#### PROBLEM DETAILS:
For each line below with the word "期間限定", write out a copy.

Excerpts from an interface dataset

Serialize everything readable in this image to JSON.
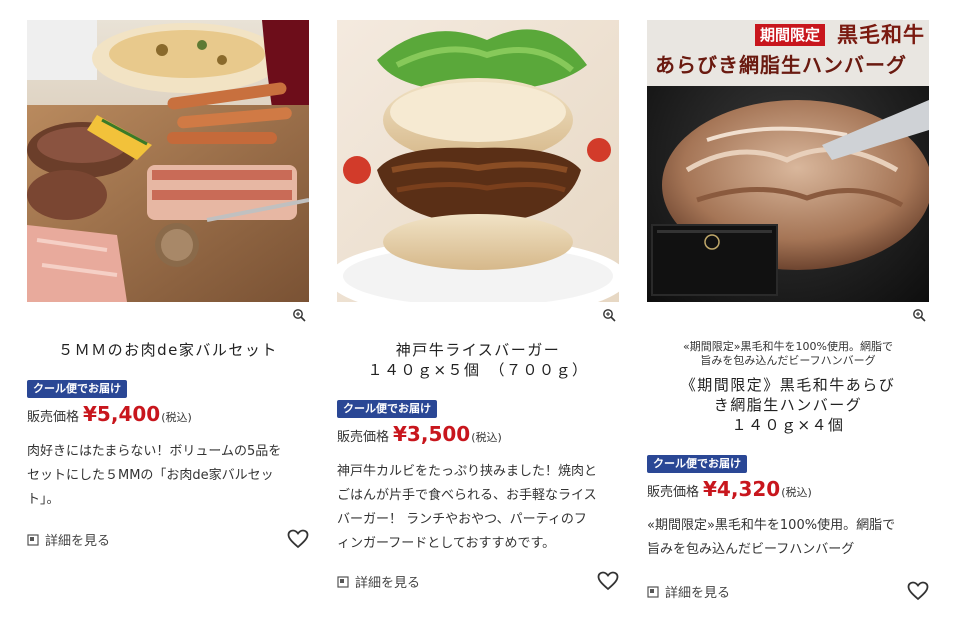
{
  "colors": {
    "badge_bg": "#2a4795",
    "price": "#c8161d",
    "banner_red": "#c8161d"
  },
  "products": [
    {
      "title_lines": [
        "５ＭＭのお肉de家バルセット"
      ],
      "badge": "クール便でお届け",
      "price_label": "販売価格",
      "price": "¥5,400",
      "tax": "(税込)",
      "desc_lines": [
        "肉好きにはたまらない！ボリュームの5品を",
        "セットにした５MMの「お肉de家バルセッ",
        "ト」。"
      ],
      "detail_label": "詳細を見る",
      "image_icon": "product-photo-meat-platter",
      "zoom_icon": "zoom-icon",
      "fav_icon": "heart-icon"
    },
    {
      "title_lines": [
        "神戸牛ライスバーガー",
        "１４０ｇ×５個　（７００ｇ）"
      ],
      "badge": "クール便でお届け",
      "price_label": "販売価格",
      "price": "¥3,500",
      "tax": "(税込)",
      "desc_lines": [
        "神戸牛カルビをたっぷり挟みました！焼肉と",
        "ごはんが片手で食べられる、お手軽なライス",
        "バーガー！ ランチやおやつ、パーティのフ",
        "ィンガーフードとしておすすめです。"
      ],
      "detail_label": "詳細を見る",
      "image_icon": "product-photo-rice-burger",
      "zoom_icon": "zoom-icon",
      "fav_icon": "heart-icon"
    },
    {
      "catch_lines": [
        "«期間限定»黒毛和牛を100%使用。網脂で",
        "旨みを包み込んだビーフハンバーグ"
      ],
      "title_lines": [
        "《期間限定》黒毛和牛あらび",
        "き網脂生ハンバーグ",
        "１４０ｇ×４個"
      ],
      "badge": "クール便でお届け",
      "price_label": "販売価格",
      "price": "¥4,320",
      "tax": "(税込)",
      "desc_lines": [
        "«期間限定»黒毛和牛を100%使用。網脂で",
        "旨みを包み込んだビーフハンバーグ"
      ],
      "detail_label": "詳細を見る",
      "banner_tag": "期間限定",
      "banner_brand": "黒毛和牛",
      "banner_title": "あらびき網脂生ハンバーグ",
      "image_icon": "product-photo-hamburg-steak",
      "zoom_icon": "zoom-icon",
      "fav_icon": "heart-icon"
    }
  ]
}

#### ANSWER SPACE:
        "«期間限定»黒毛和牛を100%使用。網脂で",
        "《期間限定》黒毛和牛あらび",
        "«期間限定»黒毛和牛を100%使用。網脂で",
      "banner_tag": "期間限定",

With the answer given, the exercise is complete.